Records shown:
=== Begin Enclosure ===
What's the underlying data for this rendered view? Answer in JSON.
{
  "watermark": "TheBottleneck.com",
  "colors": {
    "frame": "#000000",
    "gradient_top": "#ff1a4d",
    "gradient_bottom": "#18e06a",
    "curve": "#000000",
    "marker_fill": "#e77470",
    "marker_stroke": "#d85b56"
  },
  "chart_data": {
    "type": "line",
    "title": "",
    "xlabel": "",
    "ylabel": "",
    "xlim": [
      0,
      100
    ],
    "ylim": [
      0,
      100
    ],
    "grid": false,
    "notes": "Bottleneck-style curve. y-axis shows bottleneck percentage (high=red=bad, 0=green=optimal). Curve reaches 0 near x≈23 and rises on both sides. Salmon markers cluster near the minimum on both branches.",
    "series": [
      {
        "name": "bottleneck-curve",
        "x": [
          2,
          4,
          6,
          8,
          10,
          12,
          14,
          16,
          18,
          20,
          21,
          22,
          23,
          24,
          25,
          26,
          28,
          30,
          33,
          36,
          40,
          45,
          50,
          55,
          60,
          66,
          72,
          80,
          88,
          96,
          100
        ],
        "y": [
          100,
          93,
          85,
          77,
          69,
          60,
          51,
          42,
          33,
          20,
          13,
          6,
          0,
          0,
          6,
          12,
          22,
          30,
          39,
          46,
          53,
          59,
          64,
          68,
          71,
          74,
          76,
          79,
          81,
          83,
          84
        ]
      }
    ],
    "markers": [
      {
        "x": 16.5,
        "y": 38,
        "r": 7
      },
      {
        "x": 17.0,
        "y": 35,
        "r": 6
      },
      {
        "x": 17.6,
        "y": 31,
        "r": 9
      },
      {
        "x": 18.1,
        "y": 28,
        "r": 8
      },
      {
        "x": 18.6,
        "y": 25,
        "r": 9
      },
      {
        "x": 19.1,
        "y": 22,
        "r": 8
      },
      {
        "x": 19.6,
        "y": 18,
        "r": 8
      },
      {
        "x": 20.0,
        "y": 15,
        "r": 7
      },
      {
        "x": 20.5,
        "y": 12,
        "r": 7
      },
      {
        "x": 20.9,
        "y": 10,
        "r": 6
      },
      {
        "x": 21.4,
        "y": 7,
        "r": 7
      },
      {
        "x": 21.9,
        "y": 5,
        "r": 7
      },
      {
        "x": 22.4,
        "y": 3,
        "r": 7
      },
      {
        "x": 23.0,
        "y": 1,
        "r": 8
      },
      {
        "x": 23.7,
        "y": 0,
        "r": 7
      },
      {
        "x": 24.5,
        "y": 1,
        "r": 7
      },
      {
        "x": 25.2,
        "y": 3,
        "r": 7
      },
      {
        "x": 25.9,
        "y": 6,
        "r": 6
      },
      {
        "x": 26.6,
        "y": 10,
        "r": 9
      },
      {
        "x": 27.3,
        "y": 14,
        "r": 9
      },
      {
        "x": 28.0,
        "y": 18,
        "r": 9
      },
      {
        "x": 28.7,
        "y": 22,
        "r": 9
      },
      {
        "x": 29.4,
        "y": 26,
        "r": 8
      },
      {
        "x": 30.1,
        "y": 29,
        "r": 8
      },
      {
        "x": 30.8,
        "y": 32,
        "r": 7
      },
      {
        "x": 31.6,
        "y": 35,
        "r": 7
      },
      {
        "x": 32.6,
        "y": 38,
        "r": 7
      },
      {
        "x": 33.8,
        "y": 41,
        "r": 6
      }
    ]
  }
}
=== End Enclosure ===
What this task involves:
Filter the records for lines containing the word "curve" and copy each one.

Result for this exercise:
    "curve": "#000000",
    "notes": "Bottleneck-style curve. y-axis shows bottleneck percentage (high=red=bad, 0=green=optimal). Curve reaches 0 near x≈23 and rises on both sides. Salmon markers cluster near the minimum on both branches.",
        "name": "bottleneck-curve",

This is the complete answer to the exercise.